Studies have found that a child who has self-discipline is often much more prepared for whatever challenges life throws their way, and that self-control is best learned in early childhood. Every parent wants their child to be the best they can be, and the question often asked is “what parenting style is best in order for children to thrive, have good self- esteem and show appropriate self-control?” Many experts have found that an authoritative parenting style is best at helping your child achieve self-discipline. An authoritative parenting style is one with expectations, rules and structure. However, it can’t be confused with a dictatorial style. Authoritative parents communicate well with their children, offer support, flexibility and allow for mistakes.
Here are some other suggestions for teaching self-control to children:

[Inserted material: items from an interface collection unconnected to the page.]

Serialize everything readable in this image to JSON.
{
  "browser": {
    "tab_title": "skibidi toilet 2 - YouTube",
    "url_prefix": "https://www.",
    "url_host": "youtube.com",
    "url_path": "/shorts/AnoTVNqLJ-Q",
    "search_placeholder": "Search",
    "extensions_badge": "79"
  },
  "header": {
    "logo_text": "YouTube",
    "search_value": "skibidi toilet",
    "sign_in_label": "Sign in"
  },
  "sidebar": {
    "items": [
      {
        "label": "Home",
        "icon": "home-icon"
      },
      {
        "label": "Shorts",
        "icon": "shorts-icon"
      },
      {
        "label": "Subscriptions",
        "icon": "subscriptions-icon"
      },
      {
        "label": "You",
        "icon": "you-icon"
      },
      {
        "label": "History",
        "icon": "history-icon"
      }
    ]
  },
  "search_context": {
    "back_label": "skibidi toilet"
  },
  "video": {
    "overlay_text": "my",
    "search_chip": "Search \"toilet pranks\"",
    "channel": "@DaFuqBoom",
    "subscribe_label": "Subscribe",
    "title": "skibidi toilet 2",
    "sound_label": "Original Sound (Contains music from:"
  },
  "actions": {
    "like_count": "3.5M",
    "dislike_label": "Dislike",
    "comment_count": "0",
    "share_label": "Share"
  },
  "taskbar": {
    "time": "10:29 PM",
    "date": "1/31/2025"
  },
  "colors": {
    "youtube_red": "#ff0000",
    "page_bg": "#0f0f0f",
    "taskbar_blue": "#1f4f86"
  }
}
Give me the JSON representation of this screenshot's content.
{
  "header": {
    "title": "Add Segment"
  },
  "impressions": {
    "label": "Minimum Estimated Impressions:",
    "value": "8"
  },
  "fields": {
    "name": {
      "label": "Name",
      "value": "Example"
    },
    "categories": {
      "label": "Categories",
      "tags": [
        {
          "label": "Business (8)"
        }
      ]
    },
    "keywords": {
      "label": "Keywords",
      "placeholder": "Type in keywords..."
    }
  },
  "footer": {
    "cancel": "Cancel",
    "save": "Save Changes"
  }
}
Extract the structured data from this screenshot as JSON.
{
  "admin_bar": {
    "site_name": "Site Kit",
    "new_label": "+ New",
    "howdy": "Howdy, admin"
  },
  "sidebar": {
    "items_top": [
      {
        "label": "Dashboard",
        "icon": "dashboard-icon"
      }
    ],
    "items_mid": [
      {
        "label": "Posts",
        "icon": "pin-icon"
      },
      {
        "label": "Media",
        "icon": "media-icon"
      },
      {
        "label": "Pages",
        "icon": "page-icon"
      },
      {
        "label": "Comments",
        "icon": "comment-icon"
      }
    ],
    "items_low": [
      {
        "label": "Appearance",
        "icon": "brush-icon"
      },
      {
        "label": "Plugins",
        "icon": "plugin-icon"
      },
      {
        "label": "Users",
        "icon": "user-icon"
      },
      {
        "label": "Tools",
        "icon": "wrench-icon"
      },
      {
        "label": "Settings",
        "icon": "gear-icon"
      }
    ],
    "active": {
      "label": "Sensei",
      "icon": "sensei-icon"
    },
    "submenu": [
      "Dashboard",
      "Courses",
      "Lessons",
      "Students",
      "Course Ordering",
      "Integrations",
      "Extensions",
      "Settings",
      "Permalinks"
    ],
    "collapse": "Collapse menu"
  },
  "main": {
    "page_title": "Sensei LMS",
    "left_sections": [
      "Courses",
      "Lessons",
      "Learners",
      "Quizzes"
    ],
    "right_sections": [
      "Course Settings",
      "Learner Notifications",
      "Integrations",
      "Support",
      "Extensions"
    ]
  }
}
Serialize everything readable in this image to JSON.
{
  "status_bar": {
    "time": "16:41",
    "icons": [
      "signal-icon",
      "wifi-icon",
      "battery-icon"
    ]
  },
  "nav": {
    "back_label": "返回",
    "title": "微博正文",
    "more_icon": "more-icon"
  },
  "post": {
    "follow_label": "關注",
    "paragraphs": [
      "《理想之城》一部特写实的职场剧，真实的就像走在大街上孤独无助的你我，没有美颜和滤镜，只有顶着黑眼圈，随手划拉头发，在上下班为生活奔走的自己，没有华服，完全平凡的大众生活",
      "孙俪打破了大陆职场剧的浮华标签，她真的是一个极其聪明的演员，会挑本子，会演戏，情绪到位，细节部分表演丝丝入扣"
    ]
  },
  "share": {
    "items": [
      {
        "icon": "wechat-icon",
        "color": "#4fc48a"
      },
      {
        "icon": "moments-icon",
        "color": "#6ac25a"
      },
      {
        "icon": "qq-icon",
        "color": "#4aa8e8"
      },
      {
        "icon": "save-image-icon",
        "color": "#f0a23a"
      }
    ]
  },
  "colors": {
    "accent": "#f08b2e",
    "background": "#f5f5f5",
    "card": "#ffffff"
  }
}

- Encourage activities that practice self-discipline. Start by having your children participate in chores. Chores can start as young as 3 years old and teach children to be responsible and disciplined. Other activities such as sports, a job, caring for a pet, music lessons and following family routines – such as morning and bedtime schedules all encourage self-control.
- Give your child an allowance. Teach your children to earn what they want. Encourage children to save their money and make it last. Allowance can help curb impulsive behaviour and provides children with the opportunity to learn how to plan ahead and be goal oriented.
- Think about the future. Talking about the future and encouraging children to have goals helps teach self-control. By achieving goals set out for themselves, children learn to prioritize and work hard. Future thinking children don’t expect things to happen right away. They know that they need to work hard, practice and be positive; this takes self-discipline.
- Develop social skills. From a young age children must be taught not to interrupt, to listen when being talked to and how to control their emotions by reacting to feelings appropriately (i.e. it’s okay to feel angry, but it’s not okay to hit). Other skills that are key to developing self-discipline are the ability to share and wait your turn (playing board games are a great way to teach this).
- Set limits. In this day and age of electronics, it is important to set limits to how much time your child can be on a computer, play electronic games, talk on the phone and text.
Teaching self-discipline in children takes time, effort and a plan. As parents it is your job to think about the type of people you want your children to become. What qualities do you want them to possess? Once you’ve answered these questions, ask yourself “how should I parent my children so that they achieve these qualities?” Self-discipline is one of the most important qualities that a child can develop. Children who have self-discipline have a much greater chance of school, relationship and social success. As a result, they will lead happier more accomplished lives.